Bottom Line: The effect of combing all strategies was compared with that of the individual strategy.Some of them can be adjusted and applied to other formats of nucleic acid amplification.Furthermore, the strategies to improve the in vitro assays by maximally simulating the nature conditions may be useful in the general field of developing molecular assays.

View Article: PubMed Central - HTML - PubMed

Affiliation: BioHelix Corp, Beverly, MA, USA. tong@biohelix.com

ABSTRACT

Background: In the past decades the rapid growth of molecular diagnostics (based on either traditional PCR or isothermal amplification technologies) meet the demand for fast and accurate testing. Although isothermal amplification technologies have the advantages of low cost requirements for instruments, the further improvement on sensitivity, speed and robustness is a prerequisite for the applications in rapid pathogen detection, especially at point-of-care diagnostics. Here, we describe and explore several strategies to improve one of the isothermal technologies, helicase-dependent amplification (HDA).
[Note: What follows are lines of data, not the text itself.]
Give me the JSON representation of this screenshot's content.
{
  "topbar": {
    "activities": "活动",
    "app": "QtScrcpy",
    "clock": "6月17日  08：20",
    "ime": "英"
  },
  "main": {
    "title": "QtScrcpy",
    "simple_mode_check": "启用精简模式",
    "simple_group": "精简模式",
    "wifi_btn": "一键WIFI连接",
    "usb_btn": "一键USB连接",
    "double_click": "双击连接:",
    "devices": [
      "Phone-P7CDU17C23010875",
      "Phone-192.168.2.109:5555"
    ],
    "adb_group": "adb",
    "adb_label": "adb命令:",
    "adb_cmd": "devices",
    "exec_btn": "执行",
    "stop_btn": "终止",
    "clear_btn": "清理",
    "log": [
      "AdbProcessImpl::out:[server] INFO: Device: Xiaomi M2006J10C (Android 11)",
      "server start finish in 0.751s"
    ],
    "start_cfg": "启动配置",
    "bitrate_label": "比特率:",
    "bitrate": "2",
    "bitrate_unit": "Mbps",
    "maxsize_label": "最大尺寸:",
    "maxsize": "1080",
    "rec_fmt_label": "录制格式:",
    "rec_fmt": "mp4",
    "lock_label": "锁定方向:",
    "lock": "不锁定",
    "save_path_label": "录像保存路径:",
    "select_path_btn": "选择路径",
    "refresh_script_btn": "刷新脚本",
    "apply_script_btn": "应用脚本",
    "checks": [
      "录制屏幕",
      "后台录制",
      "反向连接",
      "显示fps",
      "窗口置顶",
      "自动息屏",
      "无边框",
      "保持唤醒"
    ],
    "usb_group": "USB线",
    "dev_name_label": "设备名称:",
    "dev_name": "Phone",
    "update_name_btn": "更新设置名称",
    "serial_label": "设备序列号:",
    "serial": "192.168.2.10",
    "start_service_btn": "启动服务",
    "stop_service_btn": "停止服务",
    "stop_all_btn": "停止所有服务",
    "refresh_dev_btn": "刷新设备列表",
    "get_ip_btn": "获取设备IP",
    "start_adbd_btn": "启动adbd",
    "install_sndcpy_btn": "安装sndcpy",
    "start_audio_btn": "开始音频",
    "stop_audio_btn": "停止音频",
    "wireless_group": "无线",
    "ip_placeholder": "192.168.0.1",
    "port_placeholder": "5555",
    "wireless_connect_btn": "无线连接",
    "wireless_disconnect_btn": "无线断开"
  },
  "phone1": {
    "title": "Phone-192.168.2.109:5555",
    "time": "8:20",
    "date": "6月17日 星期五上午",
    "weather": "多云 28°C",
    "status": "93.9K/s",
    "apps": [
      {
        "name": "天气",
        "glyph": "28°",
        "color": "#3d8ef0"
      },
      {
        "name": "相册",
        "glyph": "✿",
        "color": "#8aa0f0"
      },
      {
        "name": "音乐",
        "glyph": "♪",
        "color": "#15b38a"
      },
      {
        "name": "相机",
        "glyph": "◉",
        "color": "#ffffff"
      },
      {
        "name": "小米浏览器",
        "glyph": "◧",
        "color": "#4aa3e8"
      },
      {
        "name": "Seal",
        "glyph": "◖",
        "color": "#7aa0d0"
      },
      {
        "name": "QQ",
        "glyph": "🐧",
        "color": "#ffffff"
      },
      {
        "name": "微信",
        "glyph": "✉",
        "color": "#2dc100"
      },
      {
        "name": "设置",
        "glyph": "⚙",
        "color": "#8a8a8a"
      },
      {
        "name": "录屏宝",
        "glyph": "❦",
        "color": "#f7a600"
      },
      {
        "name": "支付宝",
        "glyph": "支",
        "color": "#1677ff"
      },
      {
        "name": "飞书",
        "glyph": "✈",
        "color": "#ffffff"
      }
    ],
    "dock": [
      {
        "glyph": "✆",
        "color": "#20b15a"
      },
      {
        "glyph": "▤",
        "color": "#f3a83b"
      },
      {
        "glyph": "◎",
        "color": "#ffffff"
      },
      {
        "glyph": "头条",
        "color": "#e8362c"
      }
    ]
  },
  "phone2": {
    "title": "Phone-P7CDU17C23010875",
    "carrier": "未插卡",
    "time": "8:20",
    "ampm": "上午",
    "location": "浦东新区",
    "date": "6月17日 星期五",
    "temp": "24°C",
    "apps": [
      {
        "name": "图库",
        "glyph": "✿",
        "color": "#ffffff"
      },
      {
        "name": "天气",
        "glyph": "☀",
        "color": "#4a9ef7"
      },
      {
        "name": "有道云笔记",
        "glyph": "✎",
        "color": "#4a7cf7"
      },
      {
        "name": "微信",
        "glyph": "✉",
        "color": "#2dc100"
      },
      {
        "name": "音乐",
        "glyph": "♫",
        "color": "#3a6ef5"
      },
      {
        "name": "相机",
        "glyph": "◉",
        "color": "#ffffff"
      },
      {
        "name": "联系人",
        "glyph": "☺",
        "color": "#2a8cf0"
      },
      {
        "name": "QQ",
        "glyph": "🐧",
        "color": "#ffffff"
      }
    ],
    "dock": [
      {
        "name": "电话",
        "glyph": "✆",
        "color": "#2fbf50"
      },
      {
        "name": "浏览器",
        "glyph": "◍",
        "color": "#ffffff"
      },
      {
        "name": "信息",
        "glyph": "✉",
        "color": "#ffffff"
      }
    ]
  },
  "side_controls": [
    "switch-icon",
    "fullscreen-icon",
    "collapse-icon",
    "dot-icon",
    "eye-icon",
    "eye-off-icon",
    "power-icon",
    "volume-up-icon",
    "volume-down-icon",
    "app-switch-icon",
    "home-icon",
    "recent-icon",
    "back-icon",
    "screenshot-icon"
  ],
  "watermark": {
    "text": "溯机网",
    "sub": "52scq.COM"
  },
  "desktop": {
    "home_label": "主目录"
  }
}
Results: Multiple strategies were approached to improve the overall performance of the isothermal amplification: the restriction endonuclease-mediated DNA helicase homing, macromolecular crowding agents, and the optimization of reaction enzyme mix. The effect of combing all strategies was compared with that of the individual strategy. With all of above methods, we are able to detect 50 copies of Neisseria gonorrhoeae DNA in just 20 minutes of amplification using a nearly instrument-free detection platform (BESt™ cassette).

Conclusions: The strategies addressed in this proof-of-concept study are independent of expensive equipment, and are not limited to particular primers, targets or detection format. However, they make a large difference in assay performance. Some of them can be adjusted and applied to other formats of nucleic acid amplification. Furthermore, the strategies to improve the in vitro assays by maximally simulating the nature conditions may be useful in the general field of developing molecular assays. A new fast molecular assay for Neisseria gonorrhoeae has also been developed which has great potential to be used at point-of-care diagnostics.

Show MeSH
Related in: MedlinePlus